Bulbs for spring g

The Guardian - Weekend - - News -

I al­ways dreamed of cre­at­ing a gar­den li­brary, a small room to sit and read in, nes­tled at the bot­tom of the gar­den. I’ve never re­alised this dream, be­cause it would re­quire cut­ting down a mag­no­lia and de­spite my am­biva­lent feel­ings for it, I can’t jus­tify tak­ing it down for a build­ing. Ev­ery year it re­joices at this and spreads its shade a lit­tle fur­ther.

So in­stead, this au­tumn I am go­ing to em­brace the bot­tom of the gar­den for what it is – a tiny slice of a wood­land – and plant all sorts of lovely wood­land things; by the time I have fin­ished it will be a place to sit and read, though not in the rain.

Au­tumn is the time to plant spring bulbs, the main­stay of a wood­land gar­den. I want to in­dulge in truly gor­geous things. I have plenty of time for daf­fodils and tulips, but in this cor­ner, I want a bit of magic, some­thing to draw you all the way to the bot­tom. Top of my list are dog’s tooth vi­o­lets, ery­thro­nium. Their com­mon name refers to the shape of the bulbs, which are eas­ily dam­aged and of­ten break if dis­turbed, so they have to be har­vested by hand. On top of this they don’t like dry­ing out, so need to be sent in the post damply packed or pur­chased as a liv­ing plant in a pot. All of which puts the price up; ex­pect to pay be­tween £3 and £5 a bulb.

Still they are worth it for their beau­ti­ful, nod­ding star-shaped flow­ers with curved petals, like a cor­nette, and de­light­ful mar­bled fo­liage. Ery­thro­ni­ums come from tem­per­ate parts in the north­ern hemi­sphere and are bro­ken down into Eurasian and North Amer­i­can species. Some are picky about their spots, oth­ers much eas­ier go­ing.

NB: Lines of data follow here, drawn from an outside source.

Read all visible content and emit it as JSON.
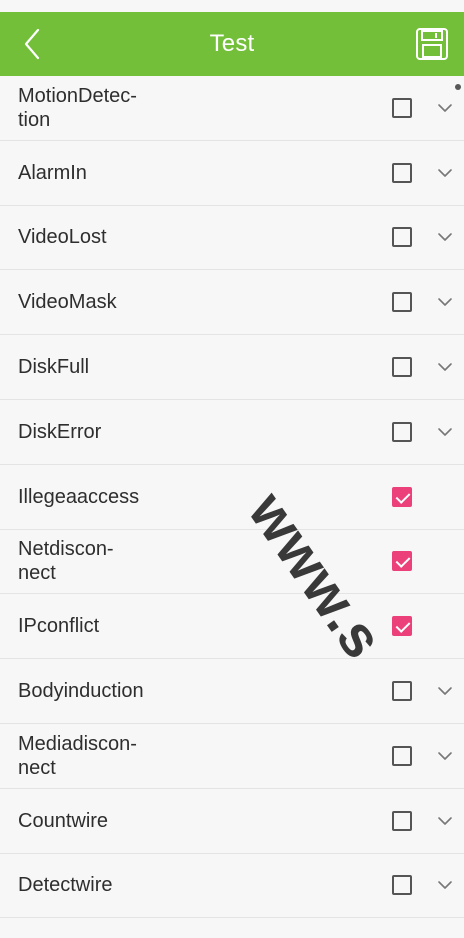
{
  "header": {
    "title": "Test",
    "back_icon": "chevron-left-icon",
    "save_icon": "floppy-save-icon",
    "bar_color": "#74bf3a"
  },
  "items": [
    {
      "label": "MotionDetec-\ntion",
      "checked": false,
      "expandable": true
    },
    {
      "label": "AlarmIn",
      "checked": false,
      "expandable": true
    },
    {
      "label": "VideoLost",
      "checked": false,
      "expandable": true
    },
    {
      "label": "VideoMask",
      "checked": false,
      "expandable": true
    },
    {
      "label": "DiskFull",
      "checked": false,
      "expandable": true
    },
    {
      "label": "DiskError",
      "checked": false,
      "expandable": true
    },
    {
      "label": "Illegeaaccess",
      "checked": true,
      "expandable": false
    },
    {
      "label": "Netdiscon-\nnect",
      "checked": true,
      "expandable": false
    },
    {
      "label": "IPconflict",
      "checked": true,
      "expandable": false
    },
    {
      "label": "Bodyinduction",
      "checked": false,
      "expandable": true
    },
    {
      "label": "Mediadiscon-\nnect",
      "checked": false,
      "expandable": true
    },
    {
      "label": "Countwire",
      "checked": false,
      "expandable": true
    },
    {
      "label": "Detectwire",
      "checked": false,
      "expandable": true
    }
  ],
  "colors": {
    "checked": "#ec407a",
    "unchecked": "#555555",
    "text": "#2e2e2e",
    "divider": "#e4e4e4"
  },
  "watermark": "www.s"
}
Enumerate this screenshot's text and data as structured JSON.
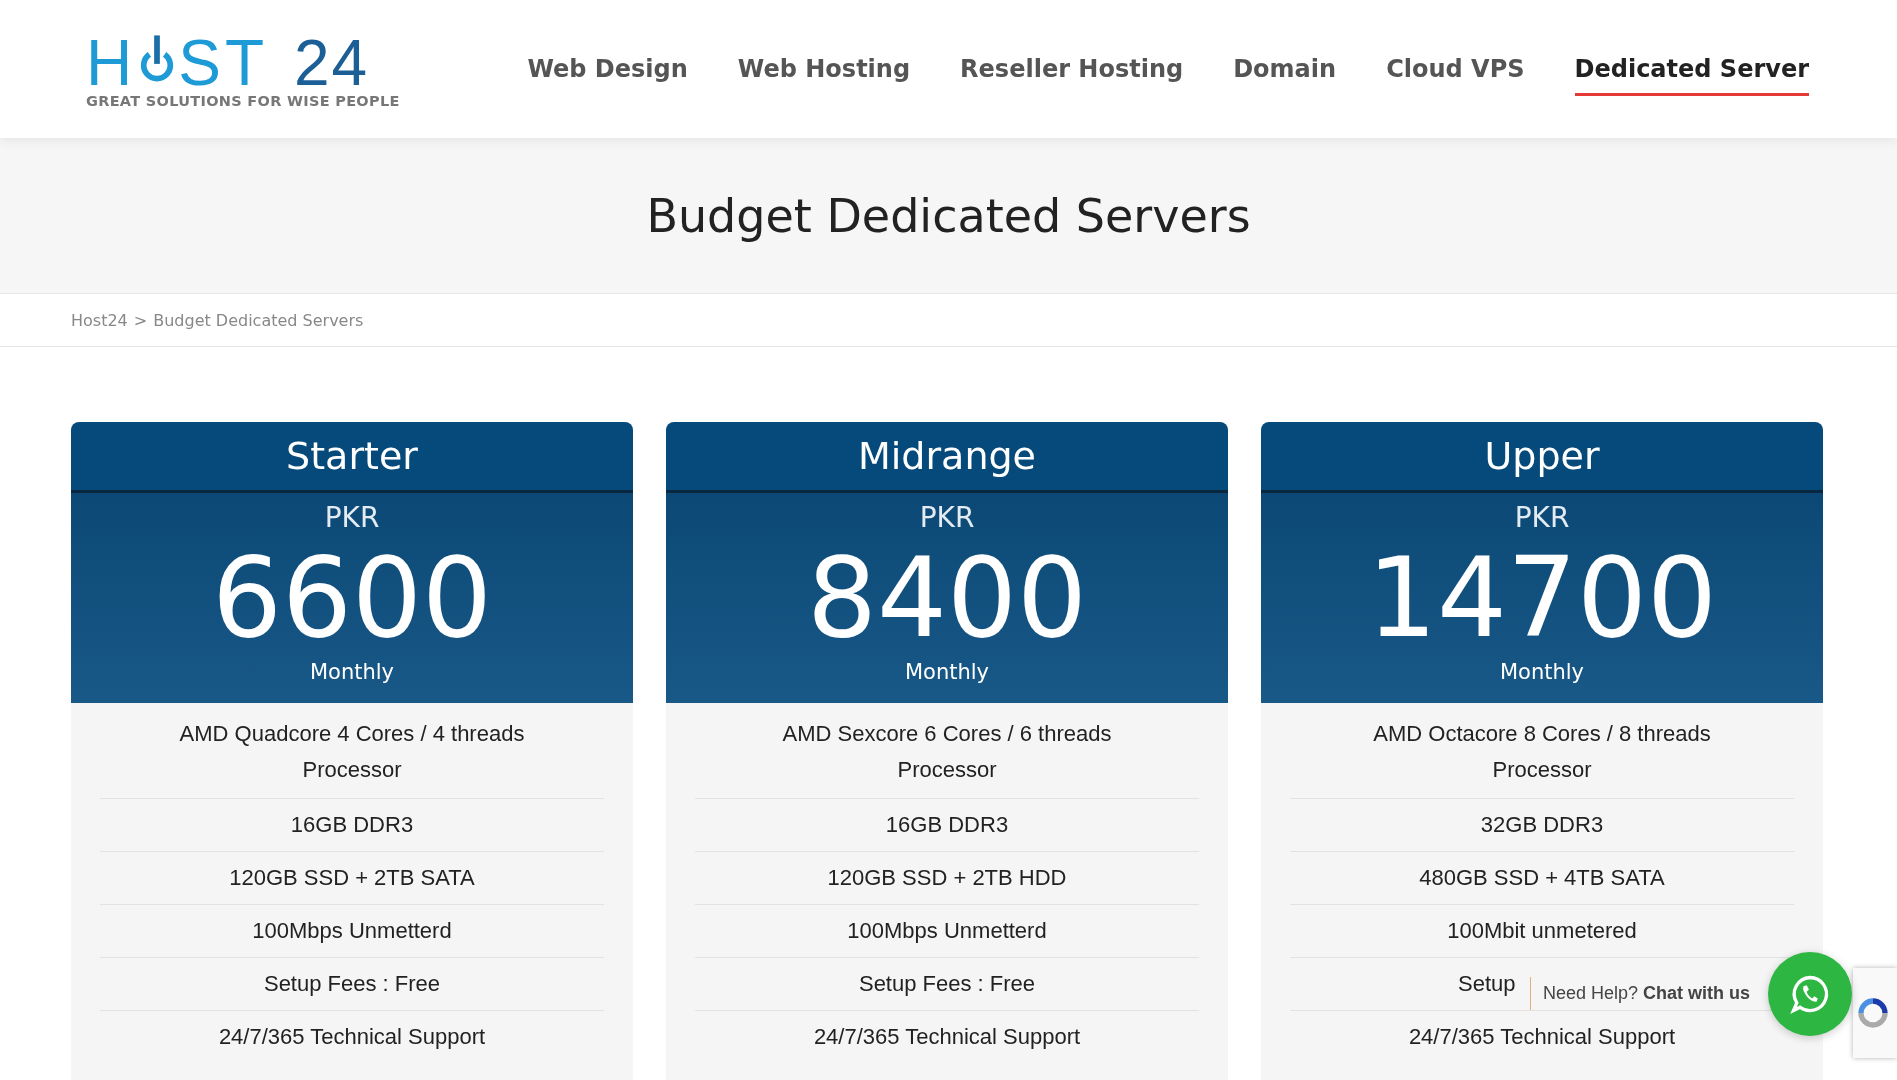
{
  "logo": {
    "name_start": "H",
    "name_end": "ST",
    "number": "24",
    "tagline": "GREAT SOLUTIONS FOR WISE PEOPLE"
  },
  "nav": [
    {
      "label": "Web Design",
      "selected": false
    },
    {
      "label": "Web Hosting",
      "selected": false
    },
    {
      "label": "Reseller Hosting",
      "selected": false
    },
    {
      "label": "Domain",
      "selected": false
    },
    {
      "label": "Cloud VPS",
      "selected": false
    },
    {
      "label": "Dedicated Server",
      "selected": true
    }
  ],
  "page_title": "Budget Dedicated Servers",
  "breadcrumb": [
    {
      "label": "Host24"
    },
    {
      "label": "Budget Dedicated Servers"
    }
  ],
  "breadcrumb_separator": ">",
  "plans": [
    {
      "name": "Starter",
      "currency": "PKR",
      "price": "6600",
      "period": "Monthly",
      "features": [
        "AMD Quadcore 4 Cores / 4 threads Processor",
        "16GB DDR3",
        "120GB SSD + 2TB SATA",
        "100Mbps Unmetterd",
        "Setup Fees : Free",
        "24/7/365 Technical Support"
      ]
    },
    {
      "name": "Midrange",
      "currency": "PKR",
      "price": "8400",
      "period": "Monthly",
      "features": [
        "AMD Sexcore 6 Cores / 6 threads Processor",
        "16GB DDR3",
        "120GB SSD + 2TB HDD",
        "100Mbps Unmetterd",
        "Setup Fees : Free",
        "24/7/365 Technical Support"
      ]
    },
    {
      "name": "Upper",
      "currency": "PKR",
      "price": "14700",
      "period": "Monthly",
      "features": [
        "AMD Octacore 8 Cores / 8 threads Processor",
        "32GB DDR3",
        "480GB SSD + 4TB SATA",
        "100Mbit unmetered",
        "Setup",
        "24/7/365 Technical Support"
      ]
    }
  ],
  "chat": {
    "text": "Need Help? **Chat with us**"
  }
}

E. cal­i­for­nicum is one of the eas­ier species to grow, and has white flow­ers and a yel­low cen­tre. The cul­ti­var ‘White Beauty’ (pic­tured top) is all re­fined ele­gance. An­other de­light­ful white flow­er­ing one is the Euro­pean, E. dens-ca­nis ‘Snowflake’ (cen­tre), which spreads well over time.

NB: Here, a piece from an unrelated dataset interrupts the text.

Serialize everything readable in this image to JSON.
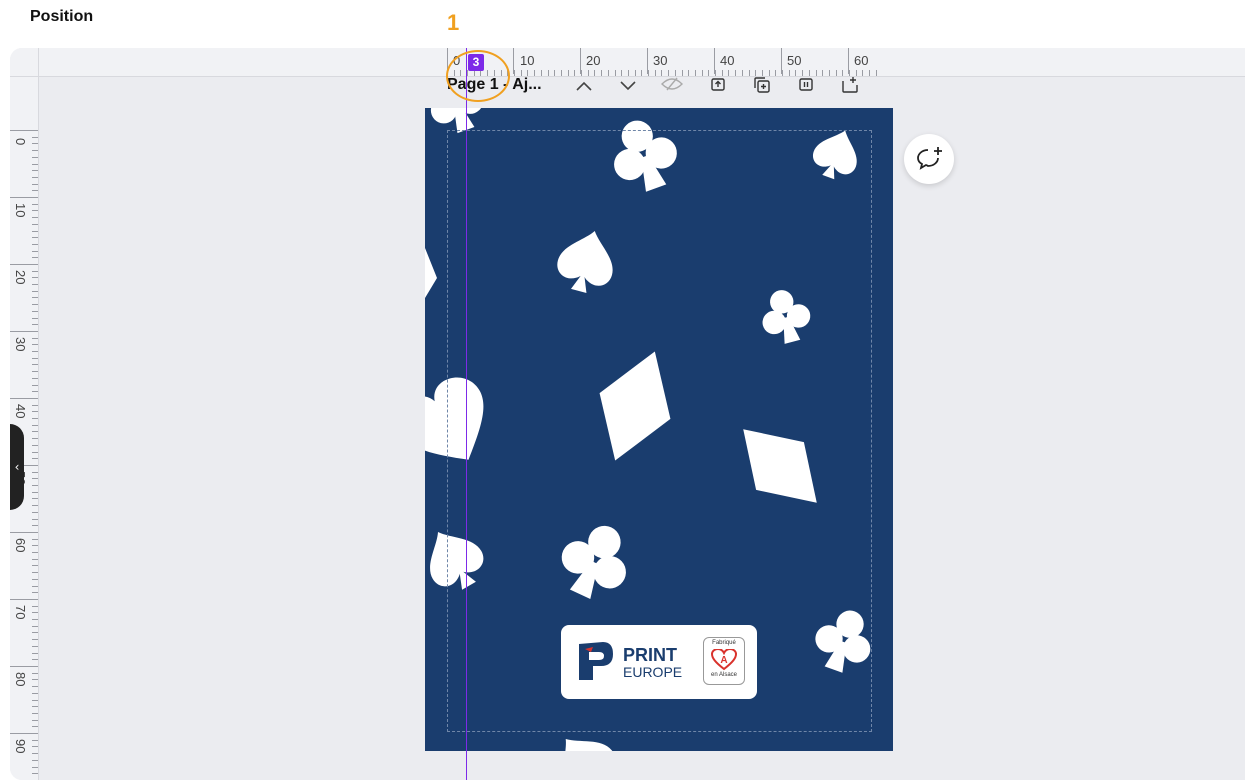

Per­haps the eas­i­est to get hold of is E. ‘Pagoda’ (left), a vig­or­ous hy­brid with lemon-yel­low flow­ers over bronze fo­liage. The ra­tio of leaf to flower is not as el­e­gant as some species, but it will of­fer trou­ble-free grow­ing if you want to make a drift.

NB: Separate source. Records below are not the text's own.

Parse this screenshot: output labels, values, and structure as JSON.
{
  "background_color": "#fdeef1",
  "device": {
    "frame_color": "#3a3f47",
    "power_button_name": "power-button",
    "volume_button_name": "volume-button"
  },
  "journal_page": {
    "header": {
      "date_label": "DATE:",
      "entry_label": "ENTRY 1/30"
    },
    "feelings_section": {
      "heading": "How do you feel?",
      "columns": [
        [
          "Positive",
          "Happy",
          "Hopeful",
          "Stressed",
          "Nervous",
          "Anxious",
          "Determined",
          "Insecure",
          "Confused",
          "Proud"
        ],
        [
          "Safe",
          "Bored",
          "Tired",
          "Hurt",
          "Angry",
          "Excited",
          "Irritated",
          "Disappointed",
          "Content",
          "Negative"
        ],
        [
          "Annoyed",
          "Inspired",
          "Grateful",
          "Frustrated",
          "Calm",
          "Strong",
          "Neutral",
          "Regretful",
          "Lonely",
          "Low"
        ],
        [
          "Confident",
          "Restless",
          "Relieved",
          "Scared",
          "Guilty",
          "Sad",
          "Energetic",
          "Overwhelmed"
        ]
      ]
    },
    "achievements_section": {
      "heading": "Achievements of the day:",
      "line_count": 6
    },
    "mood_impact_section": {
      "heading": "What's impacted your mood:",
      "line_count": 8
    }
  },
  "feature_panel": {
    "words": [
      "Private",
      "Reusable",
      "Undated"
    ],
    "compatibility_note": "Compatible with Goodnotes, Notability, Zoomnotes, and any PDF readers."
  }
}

Ery­thro­ni­ums flower from Fe­bru­ary to April, dy­ing down by June, so they need to be grown un­der de­cid­u­ous trees that leaf out just as they are putting the last of their re­serves into their bulbs. They must have sum­mer shade and like fer­tile, hu­mus­rich soil that is nei­ther too wet nor too dry. Leaf mould is their manna and they hate be­ing moved, so wait three years at least be­fore split­ting or trans­plant­ing

Newspapers in English

Newspapers from UK

© PressReader. All rights reserved.